Circus performers defy heights and challenge the capabilities of the human body to entertain their audiences. Gerardo Pesantez catches the contemporary circus artists of La Tribu Performance four floors above the stage as they take to the rigging.
The royal box is historically reserved for royalty. Here, José Cho photographs the Congo Queen, Eneida Reyes, and members of her Palenque de San Sebastián from Pueblo Nuevo in Cativá, Colón province.
Music has always had a special relationship with the National Theater. The building comes alive when the notes of musical instruments flood the theater. Cellist Karina Núñez and violinist Melanie Taylor are photographed by Janin Gastón.
Oral storytelling has traditionally been used by our people to pass our history from one generation to another. Agustín Goncalves, in collaboration with the Dule Art Festival, captures three generations in a family portrait taken in the foyer of the National Theater.
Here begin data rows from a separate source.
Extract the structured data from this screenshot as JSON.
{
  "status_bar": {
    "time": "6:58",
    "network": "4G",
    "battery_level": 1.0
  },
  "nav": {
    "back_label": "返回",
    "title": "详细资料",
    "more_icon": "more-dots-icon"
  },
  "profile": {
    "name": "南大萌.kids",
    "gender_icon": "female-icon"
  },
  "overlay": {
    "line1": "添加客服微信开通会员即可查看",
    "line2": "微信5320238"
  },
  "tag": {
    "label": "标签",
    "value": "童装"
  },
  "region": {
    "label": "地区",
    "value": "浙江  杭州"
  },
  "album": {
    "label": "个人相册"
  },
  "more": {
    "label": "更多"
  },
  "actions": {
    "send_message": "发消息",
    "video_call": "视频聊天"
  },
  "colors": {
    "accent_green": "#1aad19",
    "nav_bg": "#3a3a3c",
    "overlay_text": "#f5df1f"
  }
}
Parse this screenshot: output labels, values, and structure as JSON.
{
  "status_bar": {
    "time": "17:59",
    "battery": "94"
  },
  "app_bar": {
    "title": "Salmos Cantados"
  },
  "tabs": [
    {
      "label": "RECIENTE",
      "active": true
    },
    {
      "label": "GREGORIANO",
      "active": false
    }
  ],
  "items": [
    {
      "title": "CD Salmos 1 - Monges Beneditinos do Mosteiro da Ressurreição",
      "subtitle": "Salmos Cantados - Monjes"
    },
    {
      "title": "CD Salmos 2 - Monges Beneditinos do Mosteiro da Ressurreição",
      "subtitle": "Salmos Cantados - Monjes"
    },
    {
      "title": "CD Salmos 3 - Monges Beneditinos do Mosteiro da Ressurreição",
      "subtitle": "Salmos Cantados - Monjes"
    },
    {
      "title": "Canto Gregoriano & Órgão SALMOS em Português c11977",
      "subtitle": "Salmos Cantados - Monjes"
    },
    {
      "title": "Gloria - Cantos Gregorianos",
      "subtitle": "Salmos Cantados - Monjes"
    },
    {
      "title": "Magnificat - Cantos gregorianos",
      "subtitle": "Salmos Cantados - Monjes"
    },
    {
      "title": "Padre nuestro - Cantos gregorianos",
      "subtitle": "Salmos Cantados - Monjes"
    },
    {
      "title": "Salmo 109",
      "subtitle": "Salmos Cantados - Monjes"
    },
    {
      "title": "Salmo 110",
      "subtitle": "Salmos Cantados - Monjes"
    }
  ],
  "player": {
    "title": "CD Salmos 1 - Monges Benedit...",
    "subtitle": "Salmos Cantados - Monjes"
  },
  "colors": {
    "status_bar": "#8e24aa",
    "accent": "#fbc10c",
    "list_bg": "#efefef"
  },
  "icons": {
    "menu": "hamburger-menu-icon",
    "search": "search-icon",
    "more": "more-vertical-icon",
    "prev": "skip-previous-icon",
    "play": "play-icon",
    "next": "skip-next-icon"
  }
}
Choreographers, dancers, and teachers, Michelle González, Odette Cortez, Ángel Jiménez, and José Sosa Roner are part of the next generation carrying on the nation’s diverse folkloric traditions. Rafael Chong captures a moment of camaraderie in the dressing room before the start of the show.
Three of the main characters in William Shakespeare’s “A Midsummer Night’s Dream” come to life in front of the lens in this digital composition by Javier Alejandro Solís. Titania (Juliette Roy), Oberón (Gabriel Pérez Matteo), and Puck (Monalisa Arias) take things into their own hands and decide to make some changes in the room.